*** Opening Data extract ***
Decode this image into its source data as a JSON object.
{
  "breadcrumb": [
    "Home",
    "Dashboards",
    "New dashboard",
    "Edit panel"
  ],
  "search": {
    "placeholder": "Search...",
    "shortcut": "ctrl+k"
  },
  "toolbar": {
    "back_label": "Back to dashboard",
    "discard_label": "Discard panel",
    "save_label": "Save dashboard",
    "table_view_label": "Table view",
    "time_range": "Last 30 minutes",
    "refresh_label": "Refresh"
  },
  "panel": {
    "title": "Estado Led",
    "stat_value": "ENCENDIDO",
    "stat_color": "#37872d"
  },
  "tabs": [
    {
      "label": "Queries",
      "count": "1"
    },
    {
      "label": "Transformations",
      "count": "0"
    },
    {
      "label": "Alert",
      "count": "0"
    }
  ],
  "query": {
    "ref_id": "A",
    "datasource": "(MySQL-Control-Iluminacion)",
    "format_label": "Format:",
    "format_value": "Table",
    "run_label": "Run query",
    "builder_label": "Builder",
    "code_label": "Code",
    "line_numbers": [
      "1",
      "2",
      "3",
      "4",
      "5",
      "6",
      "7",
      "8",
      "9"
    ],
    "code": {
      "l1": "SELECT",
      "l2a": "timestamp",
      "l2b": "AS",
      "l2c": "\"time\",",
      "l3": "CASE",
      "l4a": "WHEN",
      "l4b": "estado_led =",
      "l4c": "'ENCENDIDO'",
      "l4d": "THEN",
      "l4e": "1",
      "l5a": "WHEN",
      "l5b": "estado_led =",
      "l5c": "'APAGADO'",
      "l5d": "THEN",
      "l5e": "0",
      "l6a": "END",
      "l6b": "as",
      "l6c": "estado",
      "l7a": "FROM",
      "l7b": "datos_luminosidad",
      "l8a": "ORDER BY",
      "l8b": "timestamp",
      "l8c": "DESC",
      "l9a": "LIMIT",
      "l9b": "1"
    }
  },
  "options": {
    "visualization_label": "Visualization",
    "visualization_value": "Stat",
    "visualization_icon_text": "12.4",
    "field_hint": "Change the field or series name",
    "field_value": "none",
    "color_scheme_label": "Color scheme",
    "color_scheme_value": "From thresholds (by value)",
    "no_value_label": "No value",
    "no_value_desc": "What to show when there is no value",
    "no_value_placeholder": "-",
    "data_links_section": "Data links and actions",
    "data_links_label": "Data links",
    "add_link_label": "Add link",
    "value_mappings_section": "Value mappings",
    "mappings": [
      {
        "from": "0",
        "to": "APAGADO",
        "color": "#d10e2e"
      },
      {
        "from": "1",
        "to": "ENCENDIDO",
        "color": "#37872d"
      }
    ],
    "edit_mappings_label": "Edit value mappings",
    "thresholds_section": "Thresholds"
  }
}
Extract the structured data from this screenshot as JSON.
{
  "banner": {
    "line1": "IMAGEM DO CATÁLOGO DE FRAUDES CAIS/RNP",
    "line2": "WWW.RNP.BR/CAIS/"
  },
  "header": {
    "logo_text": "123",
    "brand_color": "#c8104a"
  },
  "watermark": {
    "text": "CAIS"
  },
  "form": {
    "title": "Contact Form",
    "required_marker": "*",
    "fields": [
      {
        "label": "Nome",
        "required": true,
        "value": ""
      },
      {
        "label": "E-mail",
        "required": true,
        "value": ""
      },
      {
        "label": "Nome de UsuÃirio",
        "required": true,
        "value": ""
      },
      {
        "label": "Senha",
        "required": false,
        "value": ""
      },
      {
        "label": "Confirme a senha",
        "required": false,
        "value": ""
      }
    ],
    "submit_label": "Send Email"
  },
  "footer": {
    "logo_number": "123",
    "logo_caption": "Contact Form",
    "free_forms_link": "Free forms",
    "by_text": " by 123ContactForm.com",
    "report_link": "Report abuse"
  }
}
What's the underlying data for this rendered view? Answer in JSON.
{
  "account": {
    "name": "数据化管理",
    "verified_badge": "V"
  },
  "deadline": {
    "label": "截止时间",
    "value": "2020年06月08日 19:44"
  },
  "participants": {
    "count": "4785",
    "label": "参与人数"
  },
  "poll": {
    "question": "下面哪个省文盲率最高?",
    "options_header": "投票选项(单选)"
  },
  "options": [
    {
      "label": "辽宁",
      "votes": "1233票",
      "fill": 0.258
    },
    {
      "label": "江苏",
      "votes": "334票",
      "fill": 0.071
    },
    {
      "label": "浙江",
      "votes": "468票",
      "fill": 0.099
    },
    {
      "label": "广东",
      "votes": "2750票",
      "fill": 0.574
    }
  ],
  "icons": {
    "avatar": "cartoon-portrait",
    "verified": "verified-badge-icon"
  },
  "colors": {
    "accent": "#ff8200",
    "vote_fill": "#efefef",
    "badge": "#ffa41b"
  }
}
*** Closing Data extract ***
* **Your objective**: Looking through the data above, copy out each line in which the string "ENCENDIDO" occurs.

* **Solution below**:
    "stat_value": "ENCENDIDO",
      "l4c": "'ENCENDIDO'",
        "to": "ENCENDIDO",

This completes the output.